Give back every record below, character for character.
[[ Data to use open ]]
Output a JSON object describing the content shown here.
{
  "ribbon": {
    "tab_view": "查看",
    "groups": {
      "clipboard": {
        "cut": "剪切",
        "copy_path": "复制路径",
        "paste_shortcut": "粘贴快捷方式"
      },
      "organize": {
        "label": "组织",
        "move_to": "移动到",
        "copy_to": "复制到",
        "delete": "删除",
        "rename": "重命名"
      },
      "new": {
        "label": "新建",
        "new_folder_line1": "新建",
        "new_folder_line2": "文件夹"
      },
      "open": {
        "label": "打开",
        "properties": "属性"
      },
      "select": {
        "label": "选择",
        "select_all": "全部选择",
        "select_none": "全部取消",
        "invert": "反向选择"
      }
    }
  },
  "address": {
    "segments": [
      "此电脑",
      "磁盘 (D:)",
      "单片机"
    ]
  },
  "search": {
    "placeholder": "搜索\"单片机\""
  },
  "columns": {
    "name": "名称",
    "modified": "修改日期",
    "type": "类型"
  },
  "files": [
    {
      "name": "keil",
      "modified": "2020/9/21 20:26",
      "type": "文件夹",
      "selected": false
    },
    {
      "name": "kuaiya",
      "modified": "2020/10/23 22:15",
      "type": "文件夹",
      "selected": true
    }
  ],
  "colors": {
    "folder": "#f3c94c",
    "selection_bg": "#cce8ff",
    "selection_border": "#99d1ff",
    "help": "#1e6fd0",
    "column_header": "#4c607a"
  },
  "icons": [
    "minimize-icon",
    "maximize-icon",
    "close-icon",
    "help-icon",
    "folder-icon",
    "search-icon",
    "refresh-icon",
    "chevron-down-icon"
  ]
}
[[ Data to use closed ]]
Task answer:
Output a JSON object describing the content shown here.
{
  "ribbon": {
    "tab_view": "查看",
    "groups": {
      "clipboard": {
        "cut": "剪切",
        "copy_path": "复制路径",
        "paste_shortcut": "粘贴快捷方式"
      },
      "organize": {
        "label": "组织",
        "move_to": "移动到",
        "copy_to": "复制到",
        "delete": "删除",
        "rename": "重命名"
      },
      "new": {
        "label": "新建",
        "new_folder_line1": "新建",
        "new_folder_line2": "文件夹"
      },
      "open": {
        "label": "打开",
        "properties": "属性"
      },
      "select": {
        "label": "选择",
        "select_all": "全部选择",
        "select_none": "全部取消",
        "invert": "反向选择"
      }
    }
  },
  "address": {
    "segments": [
      "此电脑",
      "磁盘 (D:)",
      "单片机"
    ]
  },
  "search": {
    "placeholder": "搜索\"单片机\""
  },
  "columns": {
    "name": "名称",
    "modified": "修改日期",
    "type": "类型"
  },
  "files": [
    {
      "name": "keil",
      "modified": "2020/9/21 20:26",
      "type": "文件夹",
      "selected": false
    },
    {
      "name": "kuaiya",
      "modified": "2020/10/23 22:15",
      "type": "文件夹",
      "selected": true
    }
  ],
  "colors": {
    "folder": "#f3c94c",
    "selection_bg": "#cce8ff",
    "selection_border": "#99d1ff",
    "help": "#1e6fd0",
    "column_header": "#4c607a"
  },
  "icons": [
    "minimize-icon",
    "maximize-icon",
    "close-icon",
    "help-icon",
    "folder-icon",
    "search-icon",
    "refresh-icon",
    "chevron-down-icon"
  ]
}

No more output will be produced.